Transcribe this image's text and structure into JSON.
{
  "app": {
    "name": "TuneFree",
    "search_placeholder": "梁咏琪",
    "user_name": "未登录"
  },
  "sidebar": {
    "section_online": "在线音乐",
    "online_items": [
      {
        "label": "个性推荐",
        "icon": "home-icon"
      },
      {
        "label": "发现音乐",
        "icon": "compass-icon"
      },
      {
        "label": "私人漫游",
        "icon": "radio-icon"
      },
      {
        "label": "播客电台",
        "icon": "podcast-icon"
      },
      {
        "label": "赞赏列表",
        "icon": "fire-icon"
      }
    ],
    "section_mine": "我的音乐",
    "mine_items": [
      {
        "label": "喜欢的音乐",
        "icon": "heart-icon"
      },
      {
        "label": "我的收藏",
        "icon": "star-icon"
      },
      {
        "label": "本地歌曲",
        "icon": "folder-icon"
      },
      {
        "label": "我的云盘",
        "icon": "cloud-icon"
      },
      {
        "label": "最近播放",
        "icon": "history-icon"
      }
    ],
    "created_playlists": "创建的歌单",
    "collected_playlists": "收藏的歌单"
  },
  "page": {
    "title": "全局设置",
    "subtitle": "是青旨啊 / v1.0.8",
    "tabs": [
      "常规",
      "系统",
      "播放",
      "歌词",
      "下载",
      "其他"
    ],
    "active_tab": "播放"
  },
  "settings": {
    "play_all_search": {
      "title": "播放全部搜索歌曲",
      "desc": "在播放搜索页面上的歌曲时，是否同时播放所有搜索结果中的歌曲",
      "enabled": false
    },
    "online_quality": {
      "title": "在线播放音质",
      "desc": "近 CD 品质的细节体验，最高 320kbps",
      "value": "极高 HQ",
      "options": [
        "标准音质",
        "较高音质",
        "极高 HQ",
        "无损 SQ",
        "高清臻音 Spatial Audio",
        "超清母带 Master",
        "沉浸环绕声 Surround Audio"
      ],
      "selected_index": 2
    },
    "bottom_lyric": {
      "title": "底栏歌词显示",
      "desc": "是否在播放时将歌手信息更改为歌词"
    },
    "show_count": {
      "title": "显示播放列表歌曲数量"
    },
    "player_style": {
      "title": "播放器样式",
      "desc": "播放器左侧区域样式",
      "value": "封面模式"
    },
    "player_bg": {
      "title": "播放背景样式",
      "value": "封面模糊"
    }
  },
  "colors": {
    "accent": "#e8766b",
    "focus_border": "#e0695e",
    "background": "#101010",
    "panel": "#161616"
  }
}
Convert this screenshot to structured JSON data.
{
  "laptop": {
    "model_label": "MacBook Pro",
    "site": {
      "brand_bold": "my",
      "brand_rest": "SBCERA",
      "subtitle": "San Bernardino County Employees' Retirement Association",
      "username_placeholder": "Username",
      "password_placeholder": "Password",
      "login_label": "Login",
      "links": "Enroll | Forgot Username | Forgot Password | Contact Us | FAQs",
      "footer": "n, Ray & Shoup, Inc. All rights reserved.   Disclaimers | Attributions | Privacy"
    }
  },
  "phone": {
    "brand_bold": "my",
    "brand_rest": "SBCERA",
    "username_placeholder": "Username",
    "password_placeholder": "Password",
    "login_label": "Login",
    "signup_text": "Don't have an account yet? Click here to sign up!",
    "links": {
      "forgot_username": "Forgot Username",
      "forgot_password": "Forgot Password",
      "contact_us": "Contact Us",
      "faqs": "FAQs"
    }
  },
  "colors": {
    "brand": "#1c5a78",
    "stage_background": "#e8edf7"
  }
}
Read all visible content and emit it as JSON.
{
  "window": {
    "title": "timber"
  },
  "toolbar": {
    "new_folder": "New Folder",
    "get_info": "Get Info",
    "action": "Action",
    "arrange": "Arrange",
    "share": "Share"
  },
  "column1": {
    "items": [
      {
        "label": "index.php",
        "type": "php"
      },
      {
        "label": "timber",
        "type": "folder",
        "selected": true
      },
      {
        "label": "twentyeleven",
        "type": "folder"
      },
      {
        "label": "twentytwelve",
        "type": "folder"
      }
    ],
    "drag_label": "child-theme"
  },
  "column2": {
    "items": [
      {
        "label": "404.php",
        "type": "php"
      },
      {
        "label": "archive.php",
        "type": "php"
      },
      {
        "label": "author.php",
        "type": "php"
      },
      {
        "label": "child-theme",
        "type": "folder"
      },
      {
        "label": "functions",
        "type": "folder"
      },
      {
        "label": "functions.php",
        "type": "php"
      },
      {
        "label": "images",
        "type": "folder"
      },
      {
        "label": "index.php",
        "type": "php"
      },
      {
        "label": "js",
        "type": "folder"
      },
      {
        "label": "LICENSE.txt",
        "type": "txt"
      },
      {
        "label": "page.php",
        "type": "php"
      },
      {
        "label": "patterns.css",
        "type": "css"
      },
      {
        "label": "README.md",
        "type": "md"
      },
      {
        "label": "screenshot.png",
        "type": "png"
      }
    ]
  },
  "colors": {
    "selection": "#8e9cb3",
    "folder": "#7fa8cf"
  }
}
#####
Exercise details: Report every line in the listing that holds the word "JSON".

Final answer:
Transcribe this image's text and structure into JSON.
Convert this screenshot to structured JSON data.
Read all visible content and emit it as JSON.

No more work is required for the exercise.